Desert Horses

Welcome to my horse blog, Desert Horses. We live in the desert southwest, near Palm Springs, CA, but board our horses up in our local mountains where it is cooler in the summer. I have 5 horses, all rescues. Here is the ranch up the mountains where the horses stay, November 30, 2014.

Sunday, April 25, 2010

Pushawalla Canyon, Part 2

















So, 45 minutes later, my cousin Valerie finally came down the trail and we continued up the canyon. Now, remember, she is on horseback and I am walking. Hmmm....something amiss here! She kept telling me to go just a little farther because she wanted to show me something. But, when we got to a water logged trail through the palms, I decided THAT was enough and refused to go through the water. YUCK! And, besides, I had ALL that way to hike back out of the canyon!!! BY MYSELF!!! So, we bid our goodbyes and I turned around to walk out of the canyon, past the palms, through the soft sand, alone all the time. If I had twisted a foot or sprained my ankle, nobody would have known. Cell phones don't work in the canyon. Only Valerie knew where my car was parked, but she wouldn't see it because she had moved her truck and trailer to another location. LESSON LEARNED: Always tell somebody WHERE you are going hiking and what time you should be back. Of course, my husband knew I was going hiking, but he had NO IDEA where I was or where my car was parked. Like I said, lesson learned and I'm fortunate that nothing happened that day. I would love to return to the canyon, but with my husband!




2 comments:

Terri said...

I have never been to the desert and have never had any desire to do so. I was raised on the Atlantic seaboard with the great Smokies only hours away. I used to feel sorry for those that had to live in such a barren place, but no longer. How lucky you are to be surrounded by such beauty! Me and Maggie may show up on your doorstep someday.
You were wise to turn back. I have a dear friend who fell on her own property (about 400 a ) broke pelvis and 1 leg and did something to a nerve in her face.
Had her cell in saddle bag but horse never called for help. After 5 hours husband missed her and went looking(only after her horse showed up to eat, still toting cell) She had along recovery but is fine now.
I cannot stress to those of us who ride alone the importance of keeping a cell on your body, not attached to saddle.There is a wonderful velcro phone holder which can be worn just below the knee. Or if any one out there has seen a better product let me know. If you are in a place w no reception don't go alone. Ok my Sunday sermon is concluded. :-)
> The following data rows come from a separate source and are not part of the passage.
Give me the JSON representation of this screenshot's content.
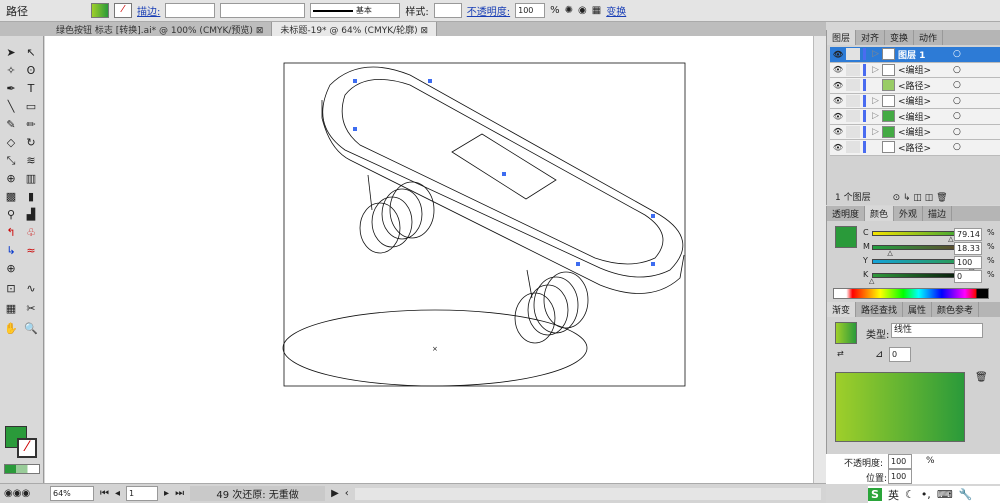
{
  "control_bar": {
    "selection_type": "路径",
    "stroke_label": "描边:",
    "line_style": "基本",
    "style_label": "样式:",
    "opacity_label": "不透明度:",
    "opacity_value": "100",
    "percent": "%",
    "transform_label": "变换"
  },
  "doc_tabs": [
    {
      "label": "绿色按钮 标志 [转换].ai* @ 100% (CMYK/预览)",
      "active": false
    },
    {
      "label": "未标题-19* @ 64% (CMYK/轮廓)",
      "active": true
    }
  ],
  "status_bar": {
    "zoom": "64%",
    "page": "1",
    "history": "49 次还原: 无重做"
  },
  "layers_panel": {
    "tabs": [
      "图层",
      "对齐",
      "变换",
      "动作"
    ],
    "rows": [
      {
        "name": "图层 1",
        "selected": true
      },
      {
        "name": "<编组>"
      },
      {
        "name": "<路径>"
      },
      {
        "name": "<编组>"
      },
      {
        "name": "<编组>"
      },
      {
        "name": "<编组>"
      },
      {
        "name": "<路径>"
      }
    ],
    "footer": "1 个图层"
  },
  "color_panel": {
    "tabs": [
      "透明度",
      "颜色",
      "外观",
      "描边"
    ],
    "channels": [
      {
        "label": "C",
        "value": "79.14",
        "fraction": 0.7914,
        "grad": "linear-gradient(90deg,#f5e400,#1f9a3d)"
      },
      {
        "label": "M",
        "value": "18.33",
        "fraction": 0.1833,
        "grad": "linear-gradient(90deg,#22a040,#6a3b2a)"
      },
      {
        "label": "Y",
        "value": "100",
        "fraction": 1,
        "grad": "linear-gradient(90deg,#15a3d8,#2f9a3c)"
      },
      {
        "label": "K",
        "value": "0",
        "fraction": 0,
        "grad": "linear-gradient(90deg,#2f9a3c,#000)"
      }
    ],
    "percent": "%",
    "fill_color": "#2a9a3a"
  },
  "gradient_panel": {
    "tabs": [
      "渐变",
      "路径查找",
      "属性",
      "颜色参考"
    ],
    "type_label": "类型:",
    "type_value": "线性",
    "angle": "0",
    "opacity_label": "不透明度:",
    "opacity_value": "100",
    "location_label": "位置:",
    "location_value": "100",
    "percent": "%",
    "start_color": "#9fcf2a",
    "end_color": "#2a9a3a"
  },
  "taskbar": {
    "ime": "英"
  }
}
Linda said...

That's a good idea about the cell phone. Mine is usually in my saddle bag.

I agree--I have a whole different opinion about desert riding now. I'd be riding every day in that beauty!!